Tax abolition will provide boost for sale and leaseback

Sale and leaseback is an activity that is expected to dominate the leasing sector this year. There is intense interest in this service among firms, many of which are currently asking leasing companies about possible uses. Interest in sale and leaseback is expected to increase further as a couple of weeks ago the government abolished the surplus value tax on property subject to a sale and leaseback contract, with retroactive effect to include contracts signed during 2003. This is the second major step after the abolition of the property transfer tax. «After the abolition of the surplus value tax and the property transfer tax, sale and leaseback is a tax-free transaction and becomes a major instrument for financing company investments. I predict the sales and leaseback market will expand impressively, especially in the property sector,» says Dimitris Kalatzis, general manager of the Credit and Marketing Department at EFG Leasing.
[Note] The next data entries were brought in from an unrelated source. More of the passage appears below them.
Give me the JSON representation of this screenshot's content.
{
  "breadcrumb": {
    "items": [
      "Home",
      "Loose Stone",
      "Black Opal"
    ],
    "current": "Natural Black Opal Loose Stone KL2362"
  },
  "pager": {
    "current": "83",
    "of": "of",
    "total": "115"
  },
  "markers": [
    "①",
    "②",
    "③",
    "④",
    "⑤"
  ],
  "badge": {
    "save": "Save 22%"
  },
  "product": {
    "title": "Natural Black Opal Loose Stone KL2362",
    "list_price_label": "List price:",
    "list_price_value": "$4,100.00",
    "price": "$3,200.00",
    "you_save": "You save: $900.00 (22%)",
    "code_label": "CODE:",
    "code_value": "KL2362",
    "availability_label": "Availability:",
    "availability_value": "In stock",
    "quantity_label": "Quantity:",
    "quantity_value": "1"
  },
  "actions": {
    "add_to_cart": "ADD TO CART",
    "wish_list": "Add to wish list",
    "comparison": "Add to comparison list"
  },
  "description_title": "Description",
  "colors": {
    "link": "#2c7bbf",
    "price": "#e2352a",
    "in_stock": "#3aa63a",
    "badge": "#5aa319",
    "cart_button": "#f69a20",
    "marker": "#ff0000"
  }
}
Still, it would be premature to expect the signing of a large number of contracts ahead of the Easter holiday (which falls on April 11 this year), for two reasons. First, this financial service requires an exhaustive report on the credibility and creditworthiness of the interested parties. Second, there are general elections on March 7 and businesses’ interest in big investments tends to drop significantly ahead of elections. «I believe the positive effects of the legislation will become apparent later this year,» says Yiannis Mavrelos, managing director of Piraeus Leasing. All managers in the leasing sector share the conviction that the secondary investment market will flourish this year, thanks mostly to the Olympic Games and the infrastructure projects under way. As for sale and leaseback contracts, they expect a rise of between 30 and 50 percent. Last year, sale and leaseback contracts accounted for a quarter of total property leasing transactions, but their share will certainly increase this year. Managers agree that leasing companies ought to choose their customers with care in order to limit the risk of signing contracts that may prove to be non-performing. «Each leasing company should be very strict about a client’s creditworthiness before signing a property sale and leaseback contract. That said, we should note that the recent tax reform will be of immense help to Greek companies owning old buildings, whose only use was to mortgage them to get a loan,» says Aris Mazarakis, managing director of Attica Leasing.